Piotr Sommer is one of Poland’s leading poets. Continued extends and enlarges the achievement of his earlier Bloodaxe selection, Things to Translate, and spans his whole career to date. The translations were made with the help of leading British and American poets, including John Ashbery, Douglas Dunn and D.J. Enright.
‘It might come as a shock to you, but the real father of Polish poetry written in the last twenty years is Piotr Sommer. Look at his clarity, his gentle light as immediately after rain, his landscapes and touches, his fascinating human scale – and find out why’ – Tomaz Salamun
‘Piotr Sommer is the great poet of “everyday loneliness, contrary to your self, perhaps”. Like Frank O’Hara, whom he has translated into Polish, he is on the lookout for what he calls “improper names” – the very ones that allow us to construe the unkempt and taciturn world that surrounds us’ – John Ashbery
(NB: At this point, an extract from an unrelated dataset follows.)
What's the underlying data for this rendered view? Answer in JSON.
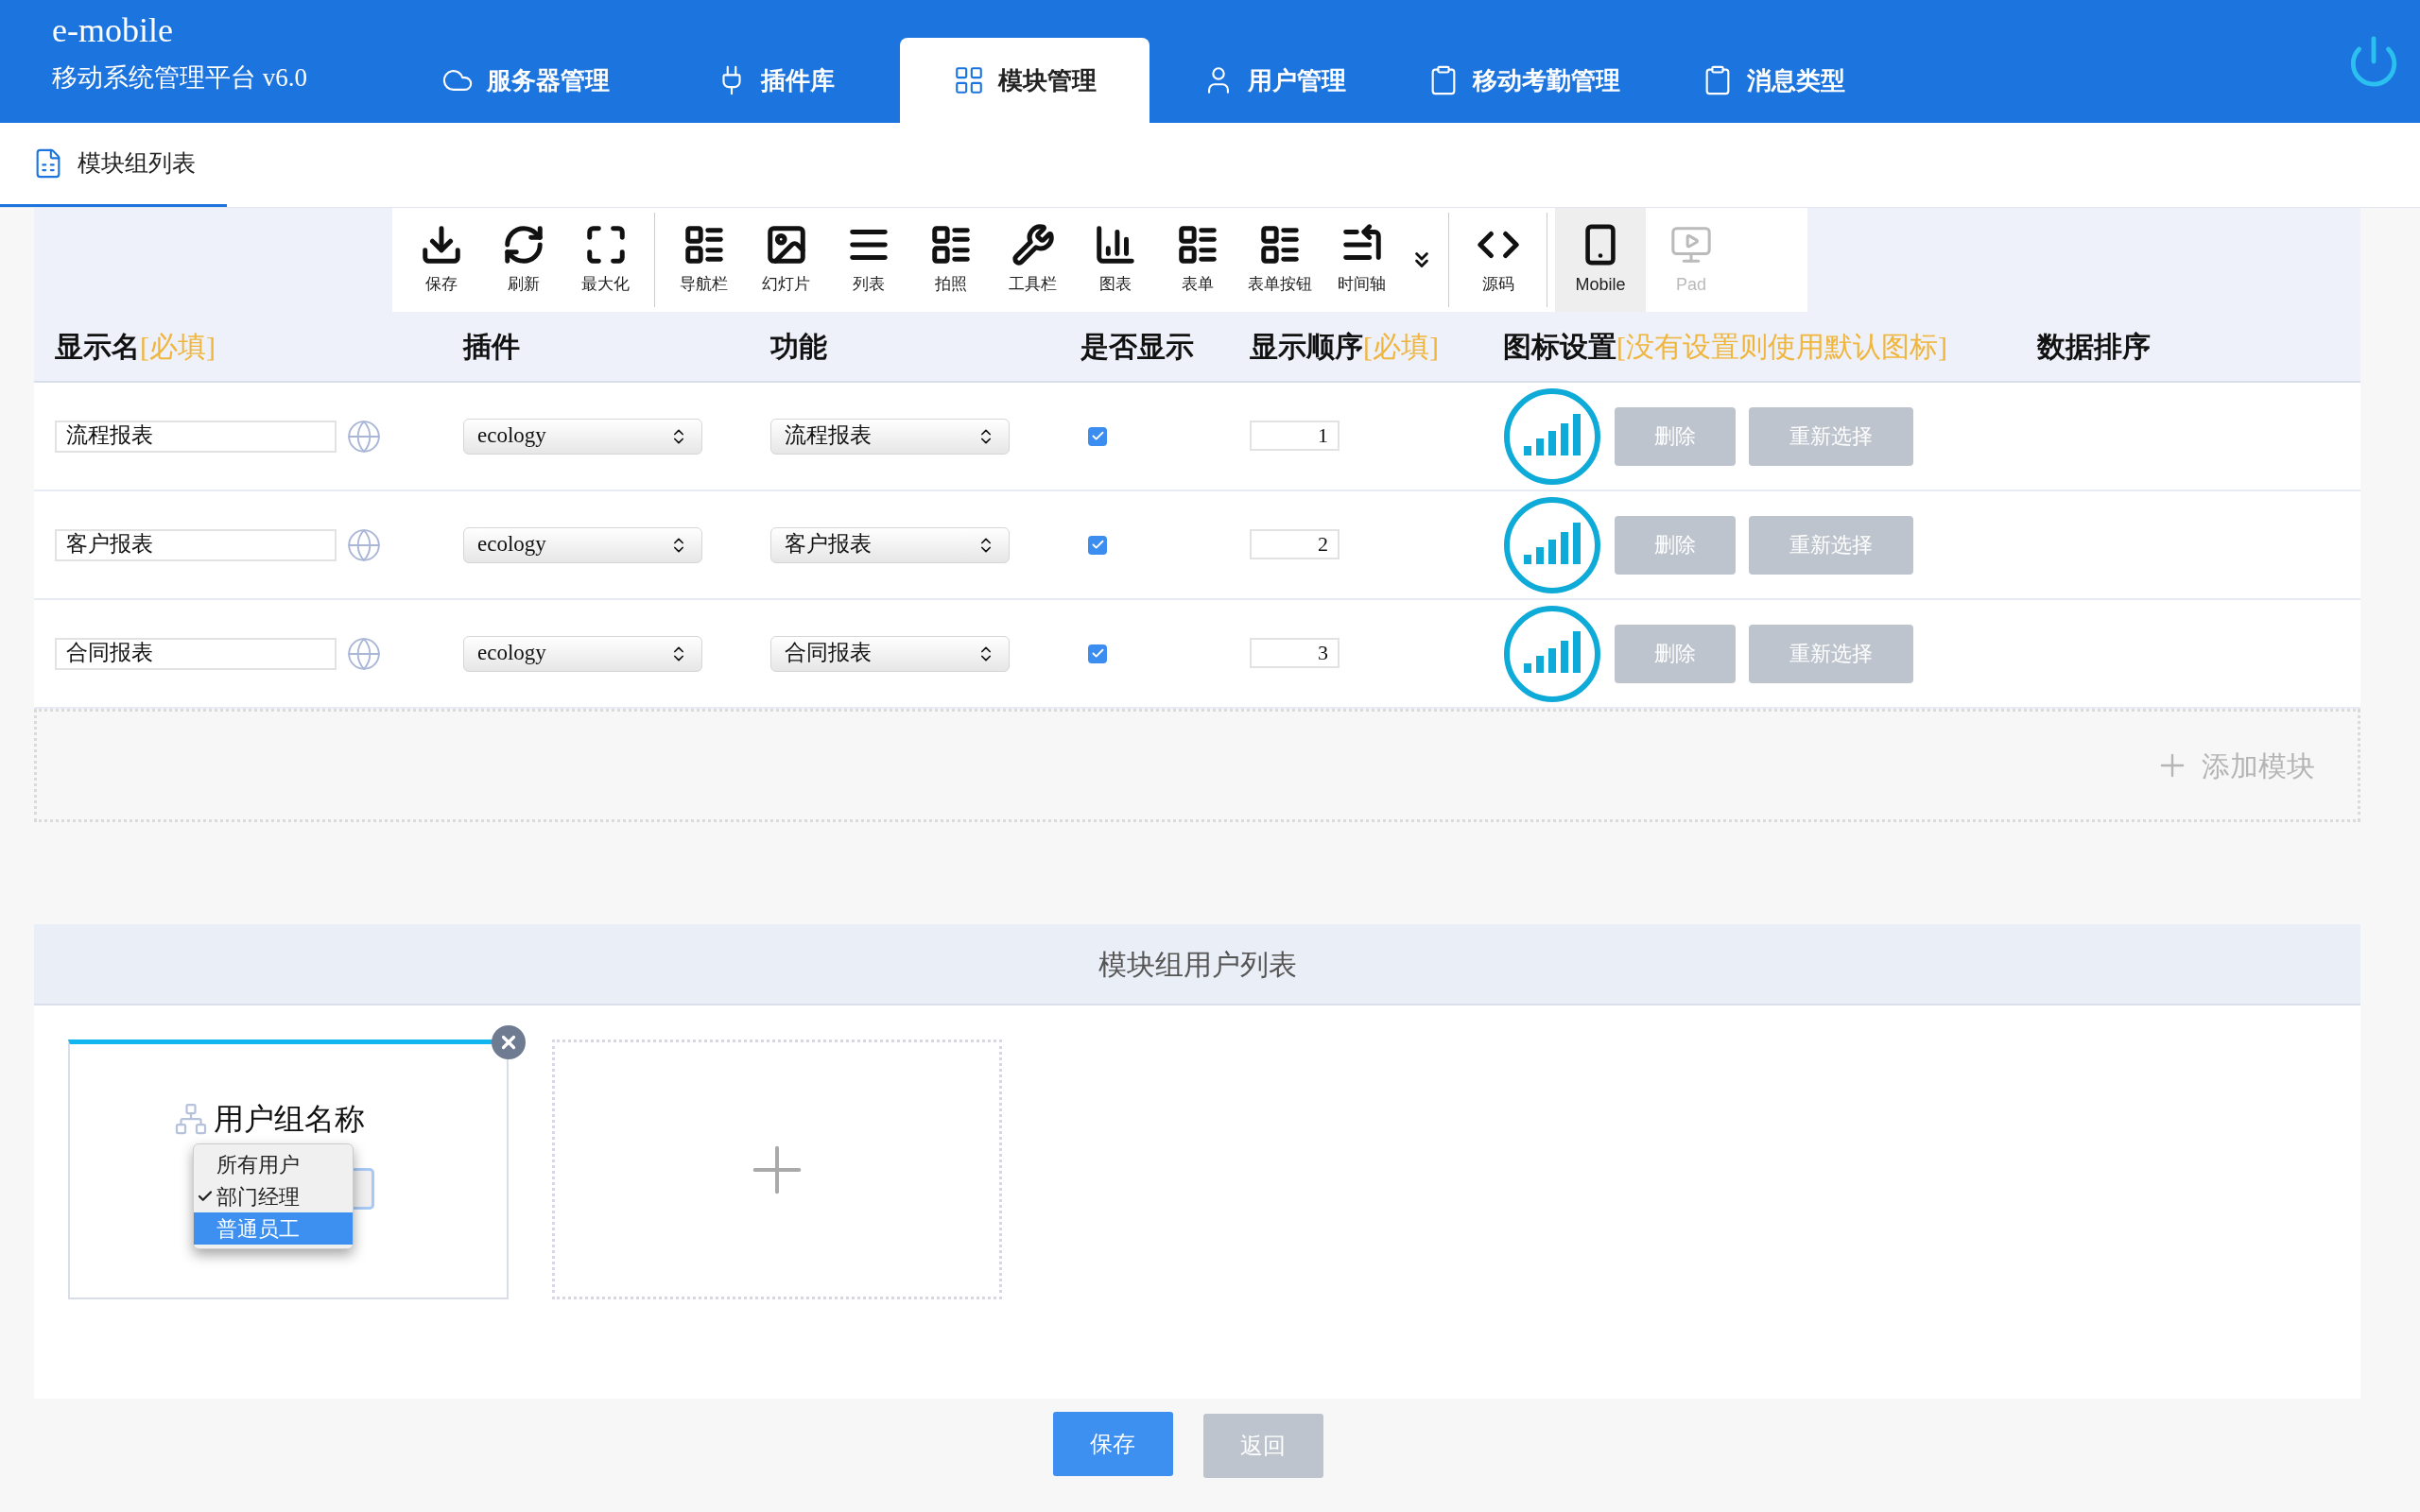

‘Sommer’s main subject is the “quandary-ness” of “ordinary life”: an old dog, the colour and texture of a lemon, a lift in a dilapidated block of ﬂats, the crash of toiletries on a bathroom ﬂoor. The art of the poetry – and its art is considerable, singular and memorable – is in the way it matter-of-factly transforms ordinary incident, character, landscape, object, and the assorted interactions thereof, into tiny metaphysical and epistemological essays: investigations into the subjects of language, imagination, impermanence, memory, identity. It is a poetry that engages large subjects through its attentiveness to seemingly small or minor events… There is a quality of otherness in the poetry, or the suggestion of otherness. Boundaries are continually being crossed. There are sallies and retreats. What at first may seem straightforward is, in fact, rather craftily and carefully assembled and held taut in a web of contingencies. Sommer is very much the poet as double-agent, working both sides of the border and travelling incognito’ – August Kleinzahler
North America: Wesleyan University Press